● Ensure any medical equipment you use is in good repair. This includes oxygen equipment, nebulizers, and CPAP machines. It includes hearing aids, glasses, or assistive technologies. If you use a cane, crutch, walker, or wheelchair, ensure it is in good repair.
Focus on healthy habits – for physical and mental health
● Try to eat well, drink enough water, and get enough sleep. This helps build a healthier immune system. Try to exercise at least 30 minutes every day (walking or gentle exercise counts!).
● Think now about what helps you relax when you are feeling stressed (meditation, prayer, calling a friend) and try to make it part of your daily routine.
● Reach out now to build your social circle and share contact information. Being connected to people around you is one of the most important things you can do to prepare for, respond to and recover from an emergency. It helps with mental health and physical health during times of community stress. We know people are more likely to help one another in times of community stress when they have been regularly involved in each other’s lives. Think especially about members of your community who may need more help and get to know them.
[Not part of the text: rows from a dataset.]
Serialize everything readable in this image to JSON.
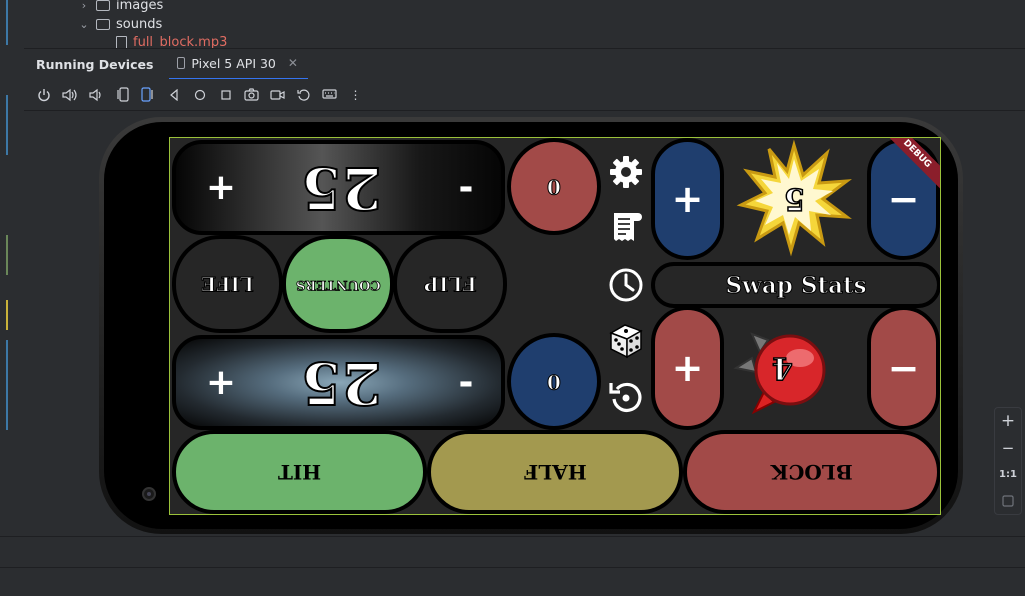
{
  "tree": {
    "images_label": "images",
    "sounds_label": "sounds",
    "file_label": "full_block.mp3"
  },
  "tool_window": {
    "title": "Running Devices",
    "device_tab": "Pixel 5 API 30"
  },
  "zoom": {
    "plus": "+",
    "minus": "−",
    "ratio": "1:1"
  },
  "game": {
    "debug_banner": "DEBUG",
    "top_life": {
      "value": "25",
      "plus": "+",
      "minus": "-"
    },
    "bottom_life": {
      "value": "25",
      "plus": "+",
      "minus": "-"
    },
    "top_counter": "0",
    "bottom_counter": "0",
    "buttons": {
      "life": "LIFE",
      "counters": "COUNTERS",
      "flip": "FLIP",
      "hit": "HIT",
      "half": "HALF",
      "block": "BLOCK",
      "swap_stats": "Swap Stats"
    },
    "attack_stat": {
      "value": "5",
      "plus": "+",
      "minus": "−"
    },
    "defense_stat": {
      "value": "4",
      "plus": "+",
      "minus": "−"
    },
    "colors": {
      "red": "#a24a48",
      "blue": "#1f3e6e",
      "green": "#6cb36c",
      "olive": "#a3994f",
      "screen_bg": "#262626"
    }
  }
}
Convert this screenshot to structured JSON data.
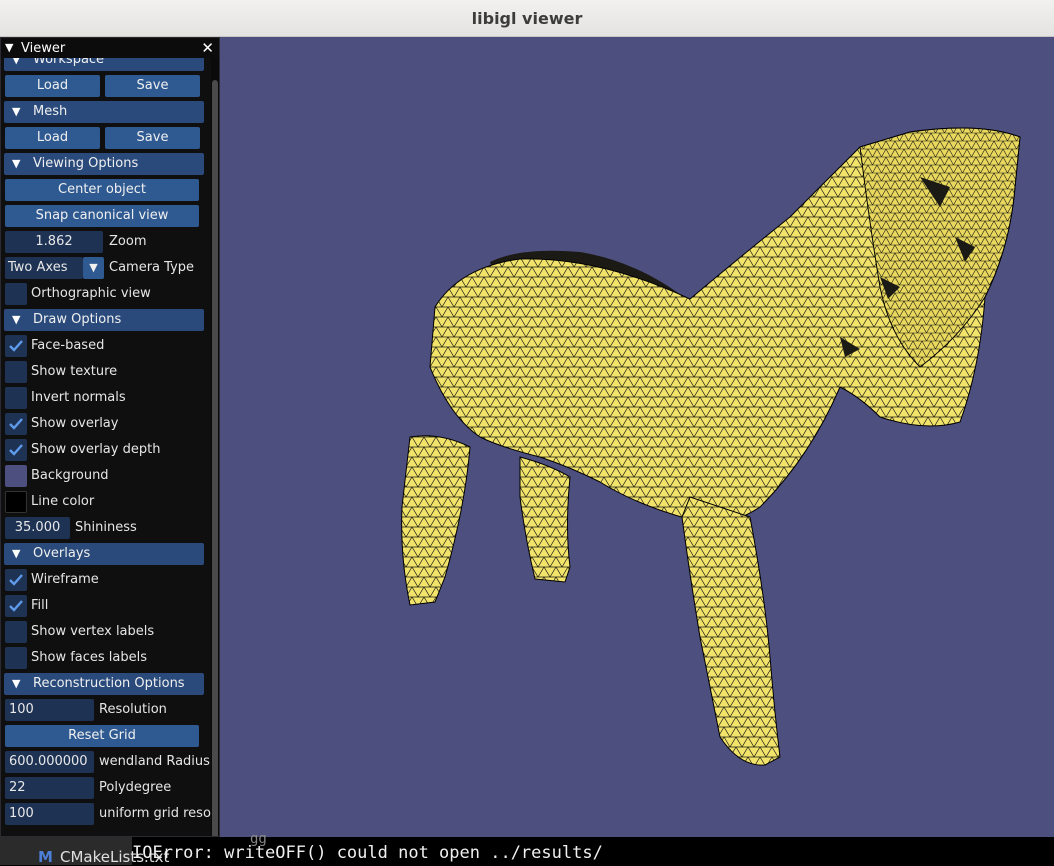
{
  "window": {
    "title": "libigl viewer"
  },
  "colors": {
    "background": "#4d4f7e",
    "mesh_fill": "#f2e36b",
    "wireframe": "#000000",
    "section_header": "#294a7a",
    "button": "#2f5a91"
  },
  "panel": {
    "title": "Viewer",
    "close": "✕",
    "sections": {
      "workspace": {
        "title": "Workspace",
        "load": "Load",
        "save": "Save"
      },
      "mesh": {
        "title": "Mesh",
        "load": "Load",
        "save": "Save"
      },
      "viewing": {
        "title": "Viewing Options",
        "center_object": "Center object",
        "snap_canonical": "Snap canonical view",
        "zoom_value": "1.862",
        "zoom_label": "Zoom",
        "camera_type_value": "Two Axes",
        "camera_type_label": "Camera Type",
        "orthographic_label": "Orthographic view",
        "orthographic_checked": false
      },
      "draw": {
        "title": "Draw Options",
        "items": [
          {
            "label": "Face-based",
            "checked": true
          },
          {
            "label": "Show texture",
            "checked": false
          },
          {
            "label": "Invert normals",
            "checked": false
          },
          {
            "label": "Show overlay",
            "checked": true
          },
          {
            "label": "Show overlay depth",
            "checked": true
          }
        ],
        "background_label": "Background",
        "background_color": "#4d4f7e",
        "line_color_label": "Line color",
        "line_color": "#000000",
        "shininess_value": "35.000",
        "shininess_label": "Shininess"
      },
      "overlays": {
        "title": "Overlays",
        "items": [
          {
            "label": "Wireframe",
            "checked": true
          },
          {
            "label": "Fill",
            "checked": true
          },
          {
            "label": "Show vertex labels",
            "checked": false
          },
          {
            "label": "Show faces labels",
            "checked": false
          }
        ]
      },
      "reconstruction": {
        "title": "Reconstruction Options",
        "resolution_value": "100",
        "resolution_label": "Resolution",
        "reset_grid": "Reset Grid",
        "wendland_value": "600.000000",
        "wendland_label": "wendland Radius",
        "polydegree_value": "22",
        "polydegree_label": "Polydegree",
        "uniform_value": "100",
        "uniform_label": "uniform grid resolution"
      }
    }
  },
  "taskbar": {
    "icon": "M",
    "label": "CMakeLists.txt"
  },
  "terminal": {
    "line": "IOError: writeOFF() could not open ../results/",
    "above_fragment": "gg"
  }
}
Knock on your neighbors’ doors and learn about who lives around you, especially those who are elderly, live alone, have a disability or a chronic disease, are pregnant or have young children, care for older people or people with special needs, or depend on electric-powered medical equipment. Think about those who may have trouble paying for food and basic needs. Nurture connections with family, friends, places of worship, schools, and volunteer organizations.
● Think about who needs to be on your own emergency contact list, but also think about whether you could build connections and be on a contact list for your friends and neighbors. Think now about how to potentially share childcare or eldercare responsibilities; think now about who you might turn to for support if anyone in your family is ill or needs more help at home.
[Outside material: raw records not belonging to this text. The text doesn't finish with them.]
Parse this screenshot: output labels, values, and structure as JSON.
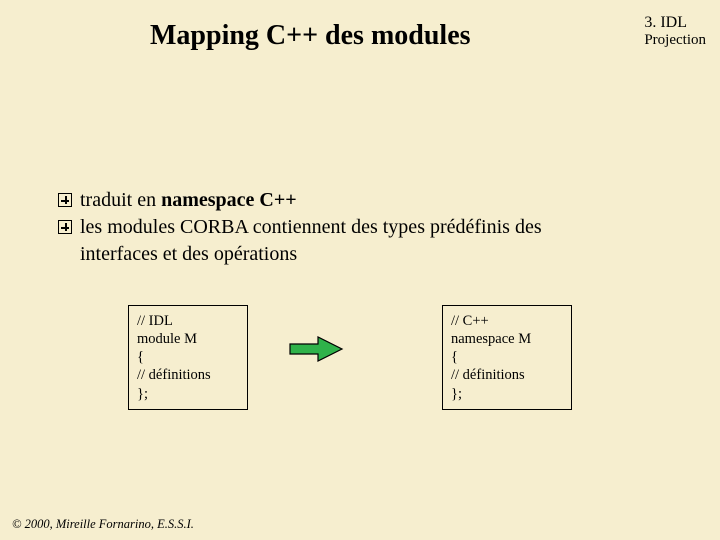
{
  "header": {
    "title": "Mapping C++ des modules",
    "topright_line1": "3. IDL",
    "topright_line2": "Projection"
  },
  "bullets": {
    "b1_pre": "traduit en ",
    "b1_strong": "namespace C++",
    "b2": "les modules CORBA contiennent des types prédéfinis des",
    "b2_cont": "interfaces et des opérations"
  },
  "code": {
    "idl": "// IDL\nmodule M\n{\n// définitions\n};",
    "cpp": "// C++\nnamespace M\n{\n// définitions\n};"
  },
  "arrow": {
    "name": "arrow-right-icon",
    "fill": "#2fb24a",
    "stroke": "#000000"
  },
  "footer": {
    "copyright": "© 2000, Mireille Fornarino, E.S.S.I."
  }
}
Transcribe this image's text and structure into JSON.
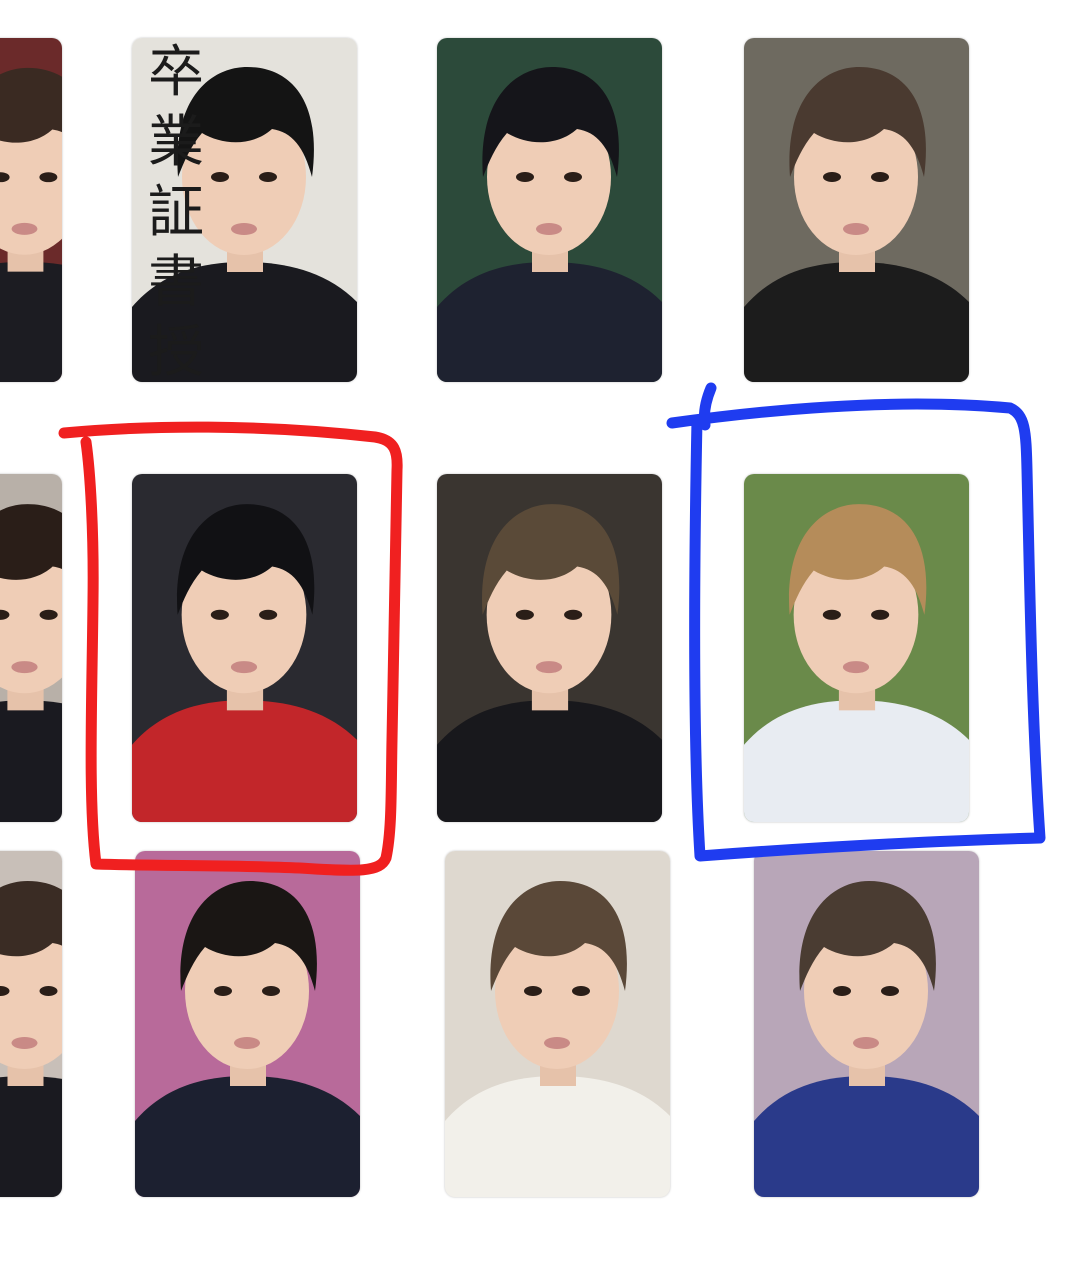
{
  "grid": {
    "columns": 5,
    "rows": 3
  },
  "cards": [
    {
      "row": 0,
      "col": 0,
      "hair": "#3a2a22",
      "bg": "#6b2a2a",
      "top": "#1c1c22",
      "note": ""
    },
    {
      "row": 0,
      "col": 1,
      "hair": "#141414",
      "bg": "#e4e2dc",
      "top": "#1a1a1f",
      "text": "卒業証書授"
    },
    {
      "row": 0,
      "col": 2,
      "hair": "#15151a",
      "bg": "#2c4a3a",
      "top": "#1e2230"
    },
    {
      "row": 0,
      "col": 3,
      "hair": "#4a3a30",
      "bg": "#6e6a60",
      "top": "#1c1c1c"
    },
    {
      "row": 1,
      "col": 0,
      "hair": "#2a1e18",
      "bg": "#b8b0a8",
      "top": "#1a1a20"
    },
    {
      "row": 1,
      "col": 1,
      "hair": "#111114",
      "bg": "#2a2a30",
      "top": "#c2262a"
    },
    {
      "row": 1,
      "col": 2,
      "hair": "#5a4a38",
      "bg": "#3a3530",
      "top": "#18181c"
    },
    {
      "row": 1,
      "col": 3,
      "hair": "#b58c5a",
      "bg": "#6a8a4a",
      "top": "#e8ecf2"
    },
    {
      "row": 2,
      "col": 0,
      "hair": "#3a2c24",
      "bg": "#c8bfb8",
      "top": "#1a1a20"
    },
    {
      "row": 2,
      "col": 1,
      "hair": "#1a1614",
      "bg": "#b86a9a",
      "top": "#1c2030"
    },
    {
      "row": 2,
      "col": 2,
      "hair": "#5a4838",
      "bg": "#ded8cf",
      "top": "#f2f0ea"
    },
    {
      "row": 2,
      "col": 3,
      "hair": "#4a3c32",
      "bg": "#b8a6b8",
      "top": "#2a3a8a"
    }
  ],
  "annotations": {
    "red_outline": {
      "color": "#f02020"
    },
    "blue_outline": {
      "color": "#1f3cf0"
    }
  }
}
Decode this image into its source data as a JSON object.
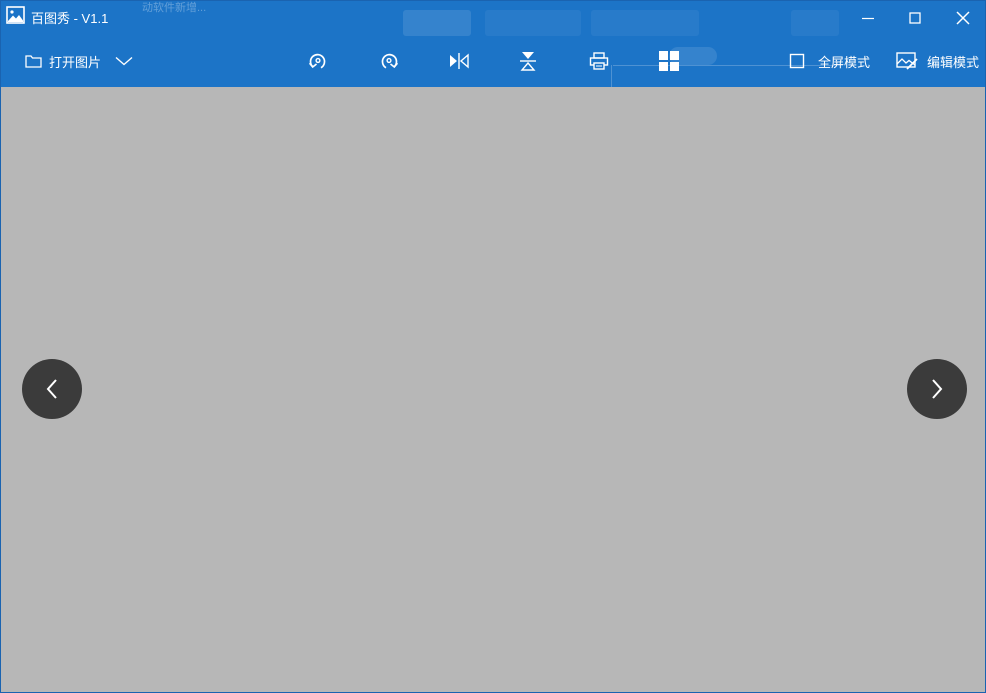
{
  "window": {
    "title": "百图秀 - V1.1",
    "background_fragment": "动软件新增..."
  },
  "colors": {
    "header": "#1c74c7",
    "viewer_bg": "#b7b7b7",
    "nav_button": "#3b3b3b",
    "icon": "#ffffff"
  },
  "toolbar": {
    "open_image": "打开图片",
    "fullscreen_mode": "全屏模式",
    "edit_mode": "编辑模式"
  },
  "icons": {
    "app": "image-icon",
    "minimize": "minimize-icon",
    "maximize": "maximize-icon",
    "close": "close-icon",
    "open": "folder-icon",
    "dropdown": "chevron-down-icon",
    "rotate_left": "rotate-left-icon",
    "rotate_right": "rotate-right-icon",
    "flip_horizontal": "flip-horizontal-icon",
    "flip_vertical": "flip-vertical-icon",
    "print": "printer-icon",
    "grid": "grid-icon",
    "fullscreen": "checkbox-icon",
    "edit": "edit-image-icon",
    "prev": "chevron-left-icon",
    "next": "chevron-right-icon"
  }
}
Focus on basic needs
● Think ahead about having some basic supplies on hand at home. This is not to raise alarm and is not specific to COVID-19 planning; having these items at home is good practice for being prepared for any unexpected events in life. You don’t need to stock up for months. Just think about what you and your family might need if you were staying home as much as possible for up to two weeks. You may never need these supplies, but
having them on hand can also help with your peace of mind. Thinking ahead means you can start purchasing these things now, as your budget allows.
● Keep some basic sanitation and hygiene items at home, like soap, hand sanitizer, antibacterial wipes, garbage bags, and toilet paper.
● Keep some basic first aid supplies at home, like an inexpensive digital thermometer, gloves, and bandages. Over-the-counter medications are also helpful, including pain and fever relievers (Tylenol/acetaminophen or ibuprofen, including children’s versions) and medications to help relieve coughs, colds, or diarrhea.
● Think about having nonperishable or canned food on hand, including if there are people in your family who need special foods (infants, people with dietary restrictions). Basics like rice, beans and peanut butter are inexpensive and keep well. Think about the non-food items you regularly purchase at the pharmacy or grocery store and try to have at least two weeks of supplies on hand (basics such as toilet paper, toothpaste, menstrual supplies, condoms, batteries for hearing aids, and contact lens solution).
● Think about pet supplies (including pet medications), childcare supplies, and baby supplies such as diapers.
● Stay up to date with trusted health information sources.